Sanchez, the CEO of the Austin-based company, had a salary of $1.5 million last year — “more than twice what his counterpart at the far larger American Red Cross made,” the Times noted.
The company operates 24 shelters nationwide, including 11 in Arizona. Two Arizona locations recently shut down as part of a settlement agreement between Southwest Key and the Arizona Department of Health Services, which has oversight of the licensing as a facility that houses minors.
Part of Southwest Key’s growth and financial success is due to other for-profit operations it has created, which funnel money back to the nonprofit, the Times reported.
“The organization, sitting on $61 million in cash as of last fall, has lent millions of dollars to real estate developers, acting more like a bank than a traditional charity. It has opted to rent shelters rather than buy them, an unusual practice that has proved lucrative for shelter owners — who include Mr. Sanchez and the charity’s chief financial officer…
Southwest Key asked friendly developers to buy properties to rent to the charity. Mr. Sanchez said he did not want to be stuck with empty shelters if children stopped coming. “It’s just not worth it for us to be purchasing buildings,” he said.
The investors were well rewarded. Over the past five years, a group based out of Mesa, Ariz., has earned more than $28 million in rent for properties that cost roughly $16 million…
In one case, Southwest Key paid inexplicably higher rent than the prior tenant. The charity paid $117,000 a month for a building in Mesa where the previous renter, trying to sublet, had advertised a rate of $30,000 a month.”
Southwest Key has two locations in Mesa, four in Glendale, two in Peoria, two in Phoenix and one in Tucson.
Donations to AZ GOP
Arizona Department of Health Services sent a strongly worded letter to Sanchez on Sept. 19 notifying him that the state was starting the process to revoke all of Southwest Key’s licenses in the state. Two days later, at the nonprofit’s request, Southwest Key leadership met with ADHS.
A settlement conference was held behind closed doors Oct. 10 as a community group demanded more oversight of the shelter operator.
On Oct. 17, the Times reported, Sanchez and his wife each donated $5,100 to the Arizona Republican Party. It was an unusual move for them, both on the amount and political affiliation.

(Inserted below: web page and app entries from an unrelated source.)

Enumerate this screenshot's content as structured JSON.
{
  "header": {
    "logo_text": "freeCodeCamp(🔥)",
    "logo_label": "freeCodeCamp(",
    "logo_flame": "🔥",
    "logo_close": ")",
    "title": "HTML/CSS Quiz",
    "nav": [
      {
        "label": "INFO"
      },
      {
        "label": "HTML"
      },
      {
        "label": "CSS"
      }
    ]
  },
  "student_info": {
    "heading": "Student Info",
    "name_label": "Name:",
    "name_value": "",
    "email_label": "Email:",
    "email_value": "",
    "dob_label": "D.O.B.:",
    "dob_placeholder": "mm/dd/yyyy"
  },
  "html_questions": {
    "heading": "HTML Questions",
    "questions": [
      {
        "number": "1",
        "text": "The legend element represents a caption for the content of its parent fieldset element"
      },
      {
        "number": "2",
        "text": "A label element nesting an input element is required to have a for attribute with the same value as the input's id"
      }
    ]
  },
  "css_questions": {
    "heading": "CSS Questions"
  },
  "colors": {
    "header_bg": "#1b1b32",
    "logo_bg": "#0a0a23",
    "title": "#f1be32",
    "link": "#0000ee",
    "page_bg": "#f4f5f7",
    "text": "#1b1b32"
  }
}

The article noted, “Their previous political donations totaled no more than $2,100, made only to Democrats and liberal causes, records show.”
On Oct. 24, the state and Southwest Key reached a settlement.